Hemp is a commonly used term for high-growing industrial varieties of the Cannabis plant and its products, which include fiber, oil, and seed. Until recently, the word hemp has made most folks think of marijuana. In fact, both come from the cannabis sativa L. plant, although they are cultivated for very different reasons.
Hemp flour is produced by pressing the oil from the hemp seed and milling the residue. Hemp seed is approximately 30 percent oil and 70 percent residue. Added to any flour by about 15-20 percent, it gives a spongy nutty texture and flavor with a green hue.
Seeds of the hemp plant are relatively oily. About 30% of their makeup is oil. Once that oil is removed, what remains is a dense cake. In order to break the cake apart into usable flour, it must be ground. It’s far too dense to be used as a baking flour on its own, but when combined with other flours, it brings a nutty, rich flavor and a big nutritional wallop.
Adding the flour to wheat, barley, soy, or other flours in a ratio of one part hemp flour to four parts another flour deepens the texture, resulting in a heavier, chewier bread.

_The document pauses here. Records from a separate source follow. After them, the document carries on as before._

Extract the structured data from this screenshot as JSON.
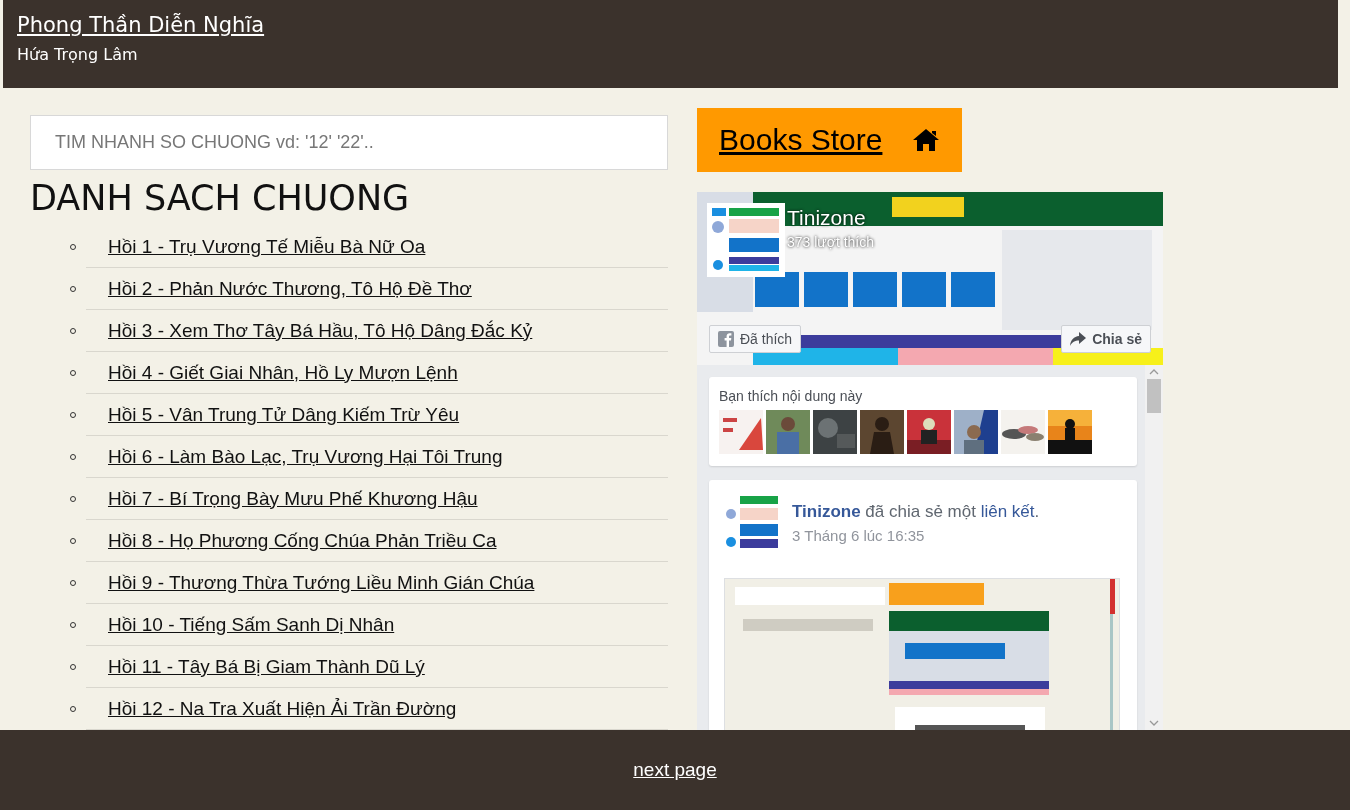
{
  "header": {
    "title": "Phong Thần Diễn Nghĩa",
    "author": "Hứa Trọng Lâm"
  },
  "search": {
    "placeholder": "TIM NHANH SO CHUONG vd: '12' '22'.."
  },
  "chapter_list": {
    "heading": "DANH SACH CHUONG",
    "chapters": [
      "Hồi 1 - Trụ Vương Tế Miễu Bà Nữ Oa",
      "Hồi 2 - Phản Nước Thương, Tô Hộ Đề Thơ",
      "Hồi 3 - Xem Thơ Tây Bá Hầu, Tô Hộ Dâng Đắc Kỷ",
      "Hồi 4 - Giết Giai Nhân, Hồ Ly Mượn Lệnh",
      "Hồi 5 - Vân Trung Tử Dâng Kiếm Trừ Yêu",
      "Hồi 6 - Làm Bào Lạc, Trụ Vương Hại Tôi Trung",
      "Hồi 7 - Bí Trọng Bày Mưu Phế Khương Hậu",
      "Hồi 8 - Họ Phương Cống Chúa Phản Triều Ca",
      "Hồi 9 - Thương Thừa Tướng Liều Minh Gián Chúa",
      "Hồi 10 - Tiếng Sấm Sanh Dị Nhân",
      "Hồi 11 - Tây Bá Bị Giam Thành Dũ Lý",
      "Hồi 12 - Na Tra Xuất Hiện Ải Trần Đường"
    ]
  },
  "store_button": {
    "label": "Books Store"
  },
  "facebook_widget": {
    "page_name": "Tinizone",
    "likes": "373 lượt thích",
    "like_button": "Đã thích",
    "share_button": "Chia sẻ",
    "friends_card": {
      "title": "Bạn thích nội dung này"
    },
    "post": {
      "parts": [
        {
          "kind": "author",
          "text": "Tinizone"
        },
        {
          "kind": "text",
          "text": " đã chia sẻ một "
        },
        {
          "kind": "link",
          "text": "liên kết"
        },
        {
          "kind": "text",
          "text": "."
        }
      ],
      "time": "3 Tháng 6 lúc 16:35"
    }
  },
  "footer": {
    "link": "next page"
  }
}
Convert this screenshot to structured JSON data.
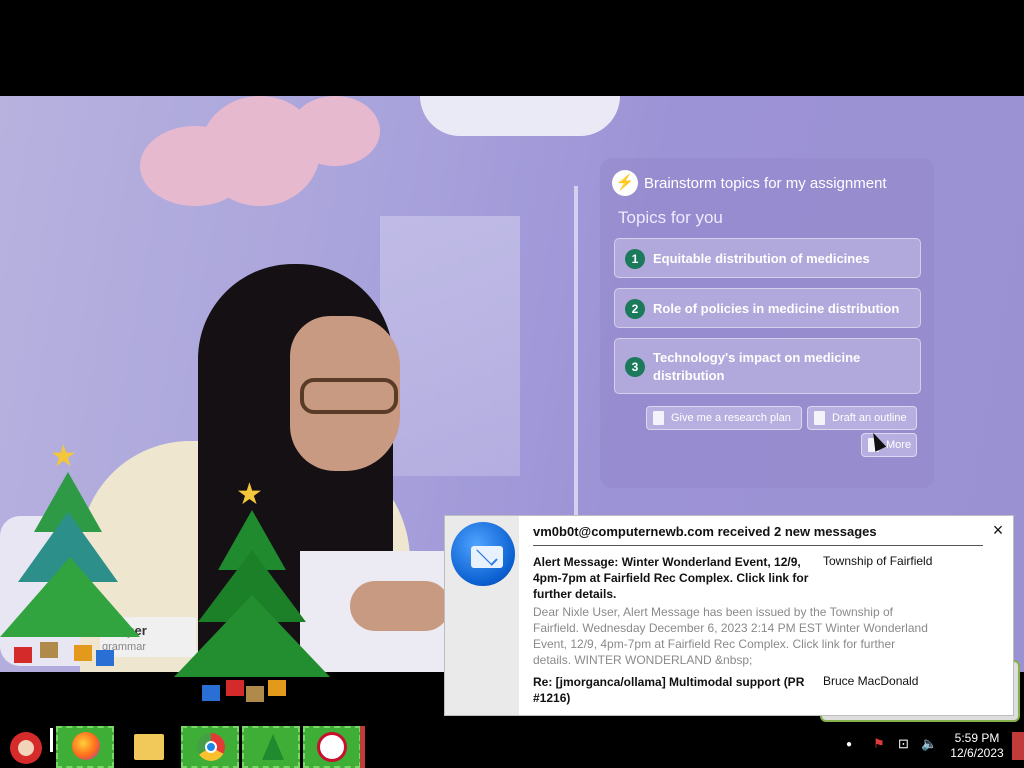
{
  "ai_panel": {
    "title": "Brainstorm topics for my assignment",
    "subtitle": "Topics for you",
    "topics": [
      {
        "num": "1",
        "text": "Equitable distribution of medicines"
      },
      {
        "num": "2",
        "text": "Role of policies in medicine distribution"
      },
      {
        "num": "3",
        "text": "Technology's impact on medicine distribution"
      }
    ],
    "actions": {
      "research_plan": "Give me a research plan",
      "draft_outline": "Draft an outline",
      "more": "More"
    }
  },
  "notification": {
    "title": "vm0b0t@computernewb.com received 2 new messages",
    "close": "×",
    "messages": [
      {
        "subject": "Alert Message: Winter Wonderland Event, 12/9, 4pm-7pm at Fairfield Rec Complex. Click link for further details.",
        "from": "Township of Fairfield",
        "preview": "Dear Nixle User, Alert Message has been issued by the Township of Fairfield. Wednesday December 6, 2023 2:14 PM EST Winter Wonderland Event, 12/9, 4pm-7pm at Fairfield Rec Complex. Click link for further details. WINTER WONDERLAND &nbsp;"
      },
      {
        "subject": "Re: [jmorganca/ollama] Multimodal support (PR #1216)",
        "from": "Bruce MacDonald"
      }
    ]
  },
  "overlay_label": {
    "line1": "r Paper",
    "line2": "grammar"
  },
  "taskbar": {
    "apps": [
      "santa-app",
      "firefox",
      "file-explorer",
      "chrome",
      "tree-app",
      "mcafee"
    ],
    "time": "5:59 PM",
    "date": "12/6/2023"
  },
  "colors": {
    "accent_green": "#3fae37",
    "topic_badge": "#1c7a5c",
    "thunderbird_blue": "#0a5fd0",
    "video_bg": "#a9a3dc"
  }
}
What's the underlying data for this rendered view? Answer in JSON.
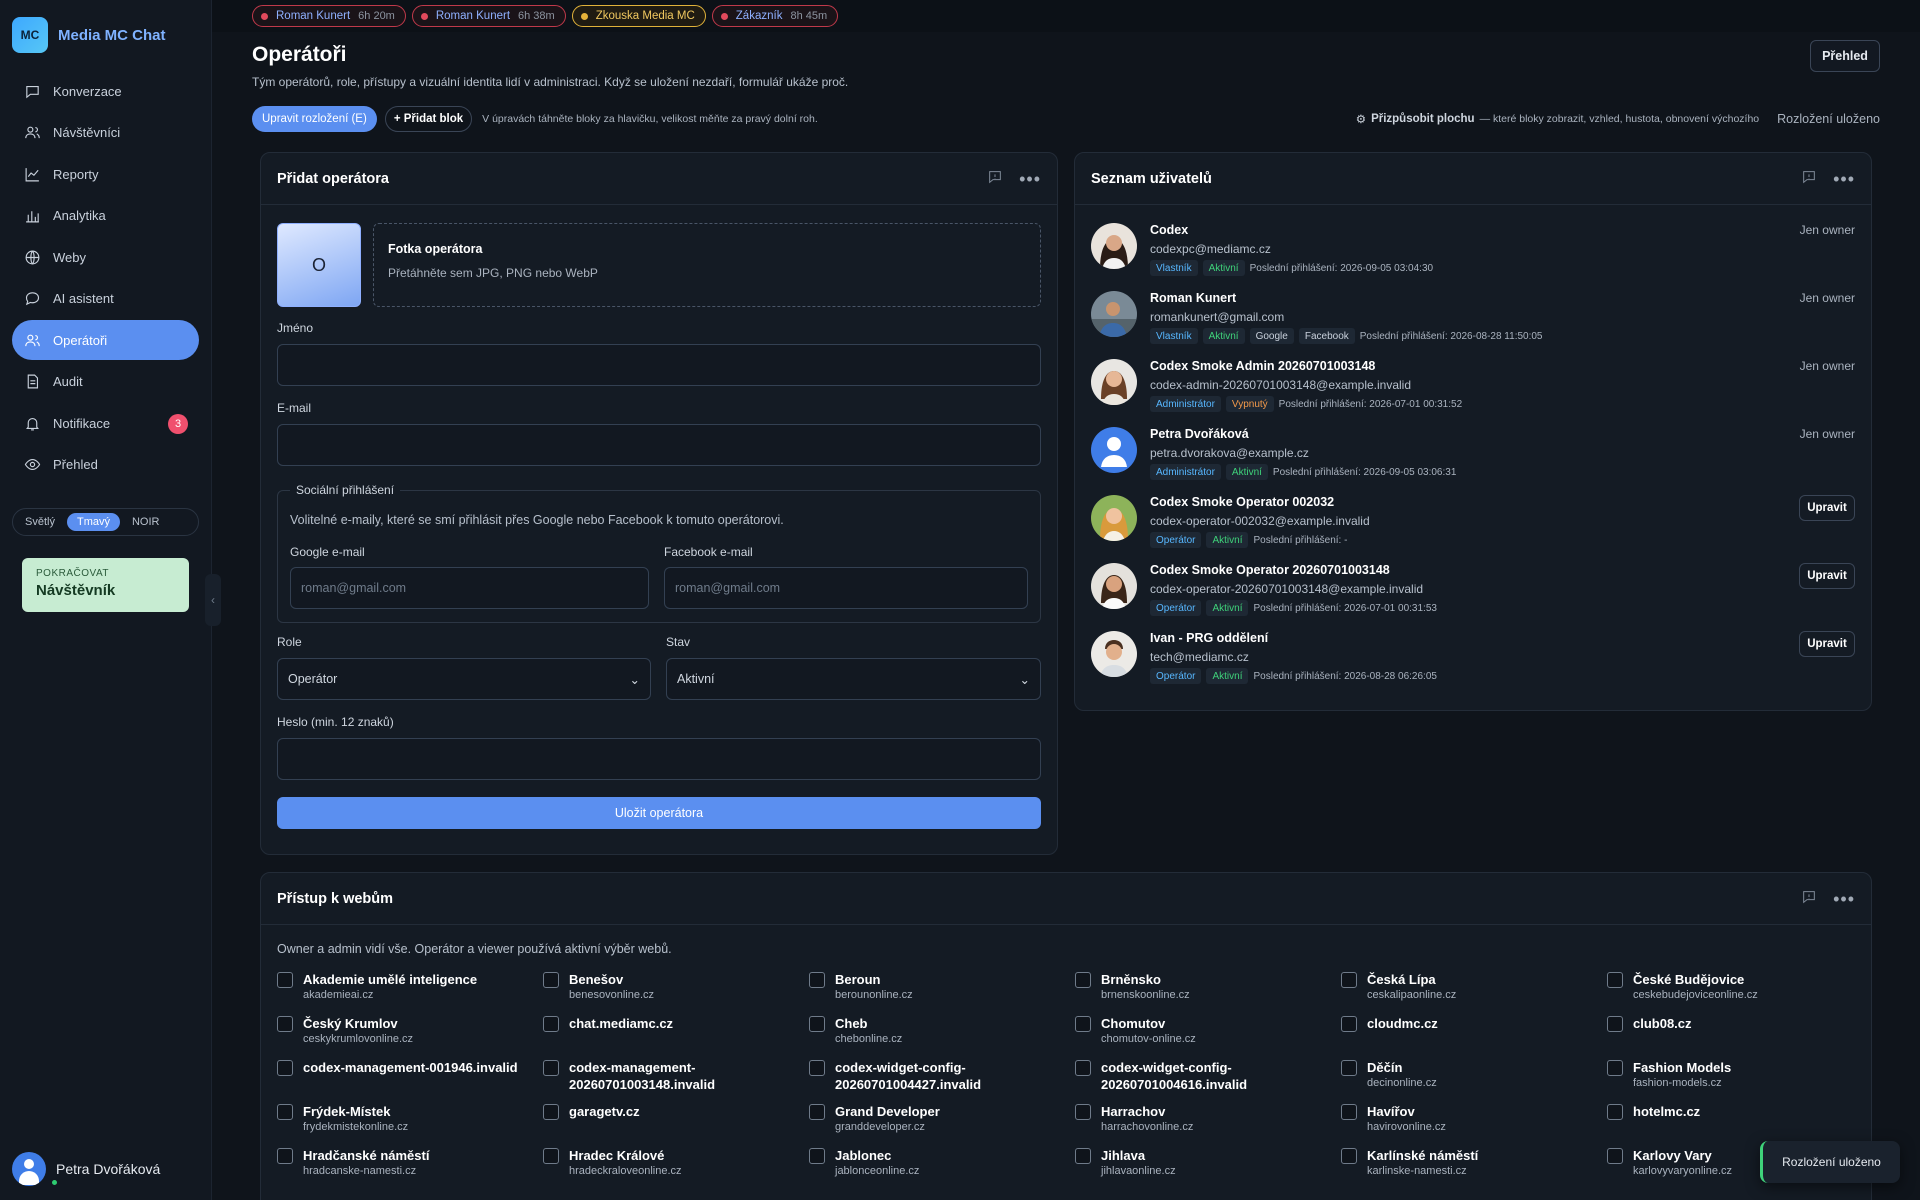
{
  "app": {
    "logo": "MC",
    "name": "Media MC Chat"
  },
  "sidebar": {
    "items": [
      {
        "label": "Konverzace",
        "icon": "chat-bubble-icon"
      },
      {
        "label": "Návštěvníci",
        "icon": "users-icon"
      },
      {
        "label": "Reporty",
        "icon": "line-chart-icon"
      },
      {
        "label": "Analytika",
        "icon": "bar-chart-icon"
      },
      {
        "label": "Weby",
        "icon": "globe-icon"
      },
      {
        "label": "AI asistent",
        "icon": "chat-bubble-icon"
      },
      {
        "label": "Operátoři",
        "icon": "users-icon",
        "active": true
      },
      {
        "label": "Audit",
        "icon": "document-icon"
      },
      {
        "label": "Notifikace",
        "icon": "bell-icon",
        "badge": "3"
      },
      {
        "label": "Přehled",
        "icon": "eye-icon"
      }
    ],
    "theme": {
      "light": "Světlý",
      "dark": "Tmavý",
      "noir": "NOIR",
      "selected": "Tmavý"
    },
    "resume": {
      "kicker": "POKRAČOVAT",
      "title": "Návštěvník"
    },
    "user": {
      "name": "Petra Dvořáková"
    }
  },
  "topbar": {
    "chips": [
      {
        "name": "Roman Kunert",
        "time": "6h 20m",
        "color": "#e24a5c"
      },
      {
        "name": "Roman Kunert",
        "time": "6h 38m",
        "color": "#e24a5c"
      },
      {
        "name": "Zkouska Media MC",
        "time": "",
        "color": "#e5b23a"
      },
      {
        "name": "Zákazník",
        "time": "8h 45m",
        "color": "#e24a5c"
      }
    ]
  },
  "page": {
    "title": "Operátoři",
    "subtitle": "Tým operátorů, role, přístupy a vizuální identita lidí v administraci. Když se uložení nezdaří, formulář ukáže proč.",
    "overview_button": "Přehled",
    "edit_layout": "Upravit rozložení (E)",
    "add_block": "+ Přidat blok",
    "layout_hint": "V úpravách táhněte bloky za hlavičku, velikost měňte za pravý dolní roh.",
    "customize": "Přizpůsobit plochu",
    "customize_desc": "— které bloky zobrazit, vzhled, hustota, obnovení výchozího",
    "layout_saved": "Rozložení uloženo"
  },
  "add_operator": {
    "title": "Přidat operátora",
    "photo_initial": "O",
    "photo_title": "Fotka operátora",
    "photo_hint": "Přetáhněte sem JPG, PNG nebo WebP",
    "name_label": "Jméno",
    "name_value": "",
    "email_label": "E-mail",
    "email_value": "",
    "social_legend": "Sociální přihlášení",
    "social_desc": "Volitelné e-maily, které se smí přihlásit přes Google nebo Facebook k tomuto operátorovi.",
    "google_label": "Google e-mail",
    "google_placeholder": "roman@gmail.com",
    "facebook_label": "Facebook e-mail",
    "facebook_placeholder": "roman@gmail.com",
    "role_label": "Role",
    "role_value": "Operátor",
    "status_label": "Stav",
    "status_value": "Aktivní",
    "password_label": "Heslo (min. 12 znaků)",
    "password_value": "",
    "save_button": "Uložit operátora"
  },
  "users": {
    "title": "Seznam uživatelů",
    "items": [
      {
        "name": "Codex",
        "email": "codexpc@mediamc.cz",
        "role": "Vlastník",
        "status": "Aktivní",
        "socials": [],
        "last_login": "Poslední přihlášení: 2026-09-05 03:04:30",
        "right": "Jen owner",
        "avatar": "woman-dark-hair"
      },
      {
        "name": "Roman Kunert",
        "email": "romankunert@gmail.com",
        "role": "Vlastník",
        "status": "Aktivní",
        "socials": [
          "Google",
          "Facebook"
        ],
        "last_login": "Poslední přihlášení: 2026-08-28 11:50:05",
        "right": "Jen owner",
        "avatar": "man-outdoor"
      },
      {
        "name": "Codex Smoke Admin 20260701003148",
        "email": "codex-admin-20260701003148@example.invalid",
        "role": "Administrátor",
        "status": "Vypnutý",
        "socials": [],
        "last_login": "Poslední přihlášení: 2026-07-01 00:31:52",
        "right": "Jen owner",
        "avatar": "woman-brown-hair"
      },
      {
        "name": "Petra Dvořáková",
        "email": "petra.dvorakova@example.cz",
        "role": "Administrátor",
        "status": "Aktivní",
        "socials": [],
        "last_login": "Poslední přihlášení: 2026-09-05 03:06:31",
        "right": "Jen owner",
        "avatar": "default-user"
      },
      {
        "name": "Codex Smoke Operator 002032",
        "email": "codex-operator-002032@example.invalid",
        "role": "Operátor",
        "status": "Aktivní",
        "socials": [],
        "last_login": "Poslední přihlášení: -",
        "right": "Upravit",
        "avatar": "woman-blonde"
      },
      {
        "name": "Codex Smoke Operator 20260701003148",
        "email": "codex-operator-20260701003148@example.invalid",
        "role": "Operátor",
        "status": "Aktivní",
        "socials": [],
        "last_login": "Poslední přihlášení: 2026-07-01 00:31:53",
        "right": "Upravit",
        "avatar": "woman-smile"
      },
      {
        "name": "Ivan - PRG oddělení",
        "email": "tech@mediamc.cz",
        "role": "Operátor",
        "status": "Aktivní",
        "socials": [],
        "last_login": "Poslední přihlášení: 2026-08-28 06:26:05",
        "right": "Upravit",
        "avatar": "man-smile"
      }
    ]
  },
  "access": {
    "title": "Přístup k webům",
    "intro": "Owner a admin vidí vše. Operátor a viewer používá aktivní výběr webů.",
    "sites": [
      {
        "name": "Akademie umělé inteligence",
        "domain": "akademieai.cz"
      },
      {
        "name": "Benešov",
        "domain": "benesovonline.cz"
      },
      {
        "name": "Beroun",
        "domain": "berounonline.cz"
      },
      {
        "name": "Brněnsko",
        "domain": "brnenskoonline.cz"
      },
      {
        "name": "Česká Lípa",
        "domain": "ceskalipaonline.cz"
      },
      {
        "name": "České Budějovice",
        "domain": "ceskebudejoviceonline.cz"
      },
      {
        "name": "Český Krumlov",
        "domain": "ceskykrumlovonline.cz"
      },
      {
        "name": "chat.mediamc.cz",
        "domain": ""
      },
      {
        "name": "Cheb",
        "domain": "chebonline.cz"
      },
      {
        "name": "Chomutov",
        "domain": "chomutov-online.cz"
      },
      {
        "name": "cloudmc.cz",
        "domain": ""
      },
      {
        "name": "club08.cz",
        "domain": ""
      },
      {
        "name": "codex-management-001946.invalid",
        "domain": ""
      },
      {
        "name": "codex-management-20260701003148.invalid",
        "domain": ""
      },
      {
        "name": "codex-widget-config-20260701004427.invalid",
        "domain": ""
      },
      {
        "name": "codex-widget-config-20260701004616.invalid",
        "domain": ""
      },
      {
        "name": "Děčín",
        "domain": "decinonline.cz"
      },
      {
        "name": "Fashion Models",
        "domain": "fashion-models.cz"
      },
      {
        "name": "Frýdek-Místek",
        "domain": "frydekmistekonline.cz"
      },
      {
        "name": "garagetv.cz",
        "domain": ""
      },
      {
        "name": "Grand Developer",
        "domain": "granddeveloper.cz"
      },
      {
        "name": "Harrachov",
        "domain": "harrachovonline.cz"
      },
      {
        "name": "Havířov",
        "domain": "havirovonline.cz"
      },
      {
        "name": "hotelmc.cz",
        "domain": ""
      },
      {
        "name": "Hradčanské náměstí",
        "domain": "hradcanske-namesti.cz"
      },
      {
        "name": "Hradec Králové",
        "domain": "hradeckraloveonline.cz"
      },
      {
        "name": "Jablonec",
        "domain": "jablonceonline.cz"
      },
      {
        "name": "Jihlava",
        "domain": "jihlavaonline.cz"
      },
      {
        "name": "Karlínské náměstí",
        "domain": "karlinske-namesti.cz"
      },
      {
        "name": "Karlovy Vary",
        "domain": "karlovyvaryonline.cz"
      }
    ]
  },
  "toast": "Rozložení uloženo"
}
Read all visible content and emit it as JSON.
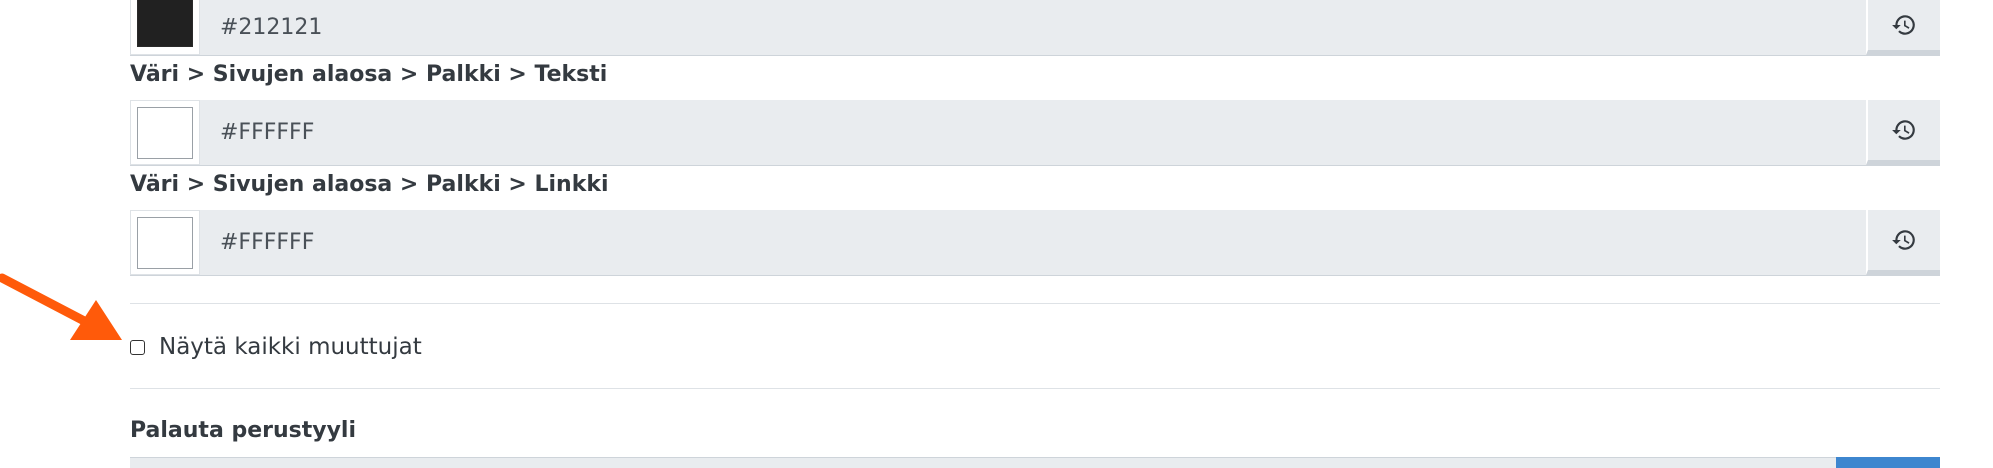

It is gluten-free, so hemp flour doesn’t rise on its own. Adding it to baked goods such as bread, muffins, waffles, and the like provides a nice serving of fiber, offers lots of omega essential fatty acids, and increases the digestible protein to boot.
In fact, this flour is second only to soy, with 33% protein to soy’s slightly bigger 35%. It’s a bit easier to digest than soy, however, because of the way those proteins are structured. It also offers antioxidants, calcium, magnesium, and other healthy goodies like zinc and manganese.
Hemp flour may be happily consumed by sufferers of celiac disease or those with gluten intolerance without ill effect. There are actually no food allergies that have been connected to hemp at all. That means it’s also fine for folks with intolerance to nuts, sugar, or other triggers.
Not only does hemp offer nutritional boons in the forms of oil, seed, and flour, but it is incredibly good for the environment. Ancient people recognized hemp’s many uses and made it one of the earliest known cultivated plants. Hemp also grows at an extraordinary clip, must faster than wheat and other cultivated plants used for food or fabric.
Recipes using Hemp Flour see Here